Censorship is about power relations among social actors in a continual struggle between order and change. It is an issue that actively involves everyone, from the state, to the media, to the individual. It is used overtly only where hegemony has failed, although it can also be used to defend against discrimination. Even if we do not notice it, it is part of our daily lives, be it self-censorship, social censorship or information that is never shown to us. We cannot say it is good or bad; rather we must look at the power relationships involved, recognize the worldview being formed through censorship, and decide if we want change to the current social order or maintain it.

References

Bartley, K. & O’Brian, D. (Directors). (2003). The Revolution Will Not Be Televised [Film]. Caracas, Venezuela: The Irish Film Board.

Dile, J. (2005, March 28). Chavez's Censorship. The Washington Post. p. A17, Retrieved January 28, 2006 from http://www.washingtonpost.com/ac2/wp-dyn/
A5755-2005Mar27?language=printer.

Kovacs, J. (2003, March 31). NBC's Peter Arnett: War plan has failed. World Net Daily. Retrieved January 28, 2006 from http://www.worldnetdaily.com/news/ article.asp?ARTICLE_ID=31798.

Nuzum, E. (2002). Crash Into Me, Baby: America’s implicit music censorship in the wake of September 11th. Retrieved January 28, 2006 from http:// ericnuzum.com/banned/articles/paper_wcmc.html.

3 comments:

HV said...

Speech is just a text open to multiple readings, so who is to say whether any one reading is dominant? In these postmodern times, all we can do is create alternative readings that interrogate dominant meanings... OK OK, I'm kidding. Just blowing off steam after cultural studies!

Good paper. 'Power relations' are tangible, material things. The slogan 'No free speech for Nazis' understands that fascist speech is an incitement to racist & homophobic violence. The issue isn't speech, debate or 'free expression', but what one does with it.

Having said that, I fully support bans on Alanis Morissette. Unless she said something like, "It's like rain on your wedding day / it's like a terrorist attack by people you trained / isn't it ironic, don't you think?" But that'd point out the limits of the state tolerance for free expression very quickly, I think...

Frank Partisan said...

I found this interesting blog surfing.

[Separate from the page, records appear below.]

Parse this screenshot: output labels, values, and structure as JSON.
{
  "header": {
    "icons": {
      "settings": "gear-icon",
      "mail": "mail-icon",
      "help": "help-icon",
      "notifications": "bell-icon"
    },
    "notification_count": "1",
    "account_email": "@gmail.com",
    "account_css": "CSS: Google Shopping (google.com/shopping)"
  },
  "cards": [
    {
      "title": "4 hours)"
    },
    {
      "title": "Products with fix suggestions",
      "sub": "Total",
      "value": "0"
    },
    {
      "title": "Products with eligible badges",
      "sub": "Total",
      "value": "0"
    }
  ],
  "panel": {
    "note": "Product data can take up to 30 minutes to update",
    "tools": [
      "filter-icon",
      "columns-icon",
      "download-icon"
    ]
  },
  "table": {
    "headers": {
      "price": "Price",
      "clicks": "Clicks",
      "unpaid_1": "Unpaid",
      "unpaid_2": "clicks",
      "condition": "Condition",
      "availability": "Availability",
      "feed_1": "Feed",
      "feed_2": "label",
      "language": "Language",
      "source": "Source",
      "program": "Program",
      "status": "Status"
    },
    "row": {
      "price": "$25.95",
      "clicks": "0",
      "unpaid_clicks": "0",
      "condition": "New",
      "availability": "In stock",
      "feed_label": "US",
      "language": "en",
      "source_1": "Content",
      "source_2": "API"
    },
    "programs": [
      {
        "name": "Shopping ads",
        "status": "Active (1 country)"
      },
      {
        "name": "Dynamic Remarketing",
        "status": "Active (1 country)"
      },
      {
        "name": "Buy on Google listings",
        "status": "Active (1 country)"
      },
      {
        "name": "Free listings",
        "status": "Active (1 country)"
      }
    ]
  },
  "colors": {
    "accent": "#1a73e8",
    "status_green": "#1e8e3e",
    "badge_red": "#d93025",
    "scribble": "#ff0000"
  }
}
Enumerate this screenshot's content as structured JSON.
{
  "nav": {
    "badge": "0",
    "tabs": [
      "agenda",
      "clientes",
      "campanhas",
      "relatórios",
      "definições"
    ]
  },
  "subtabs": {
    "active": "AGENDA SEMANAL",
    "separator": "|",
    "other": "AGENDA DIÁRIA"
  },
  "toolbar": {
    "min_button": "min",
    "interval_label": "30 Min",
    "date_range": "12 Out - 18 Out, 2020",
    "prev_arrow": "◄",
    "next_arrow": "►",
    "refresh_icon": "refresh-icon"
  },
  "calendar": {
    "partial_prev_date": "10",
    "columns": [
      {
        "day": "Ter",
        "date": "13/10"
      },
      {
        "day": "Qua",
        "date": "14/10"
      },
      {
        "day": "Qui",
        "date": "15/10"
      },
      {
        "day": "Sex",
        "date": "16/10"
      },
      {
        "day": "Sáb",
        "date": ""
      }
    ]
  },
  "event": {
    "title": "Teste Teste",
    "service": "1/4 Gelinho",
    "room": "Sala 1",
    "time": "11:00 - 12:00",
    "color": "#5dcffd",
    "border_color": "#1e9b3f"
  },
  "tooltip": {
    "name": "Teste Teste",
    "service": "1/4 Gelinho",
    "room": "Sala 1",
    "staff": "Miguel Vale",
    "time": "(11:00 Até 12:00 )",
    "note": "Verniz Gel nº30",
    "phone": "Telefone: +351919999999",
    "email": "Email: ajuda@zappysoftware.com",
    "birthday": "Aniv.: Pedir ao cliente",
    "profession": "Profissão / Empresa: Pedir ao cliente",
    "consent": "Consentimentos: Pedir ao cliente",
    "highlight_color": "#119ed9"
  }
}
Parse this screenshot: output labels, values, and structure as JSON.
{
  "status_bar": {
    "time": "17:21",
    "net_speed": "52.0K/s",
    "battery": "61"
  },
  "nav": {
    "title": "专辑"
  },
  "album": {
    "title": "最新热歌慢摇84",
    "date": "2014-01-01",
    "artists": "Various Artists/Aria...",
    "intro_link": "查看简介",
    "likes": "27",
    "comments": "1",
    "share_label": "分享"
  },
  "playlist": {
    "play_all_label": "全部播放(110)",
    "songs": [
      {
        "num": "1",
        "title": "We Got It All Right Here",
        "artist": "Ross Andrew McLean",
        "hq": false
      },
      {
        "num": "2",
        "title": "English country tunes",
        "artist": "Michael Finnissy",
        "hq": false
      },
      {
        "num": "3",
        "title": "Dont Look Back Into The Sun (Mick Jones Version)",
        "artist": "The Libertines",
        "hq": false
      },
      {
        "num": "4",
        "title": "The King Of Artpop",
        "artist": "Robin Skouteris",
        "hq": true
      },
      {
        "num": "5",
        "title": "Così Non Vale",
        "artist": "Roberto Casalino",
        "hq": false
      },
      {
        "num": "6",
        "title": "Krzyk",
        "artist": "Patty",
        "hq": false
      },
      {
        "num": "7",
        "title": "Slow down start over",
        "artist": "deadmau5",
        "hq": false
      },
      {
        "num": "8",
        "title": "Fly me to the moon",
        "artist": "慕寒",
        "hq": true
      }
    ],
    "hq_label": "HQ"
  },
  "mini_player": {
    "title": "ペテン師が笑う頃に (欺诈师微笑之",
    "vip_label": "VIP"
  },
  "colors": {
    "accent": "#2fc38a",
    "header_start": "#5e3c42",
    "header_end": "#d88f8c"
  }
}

In the USA, youth are less aware, of the meaning of free speech, than ever before. Most youth are unsure, what the Bill of Rights is. I'm really talking about more than historical documents. I'm talking about ignorance of the history of strugle; labor, civil rights, antiwar etc. Education is becoming more vocational or career oriented. A worthless concept, with ever changing technology.

Fighting censorship is a political act, needing political leadership, to succeed.


Regards.

Anonymous said...

I am not going to be original this time, so all I am going to say that your blog rocks, sad that I don't have suck a writing skills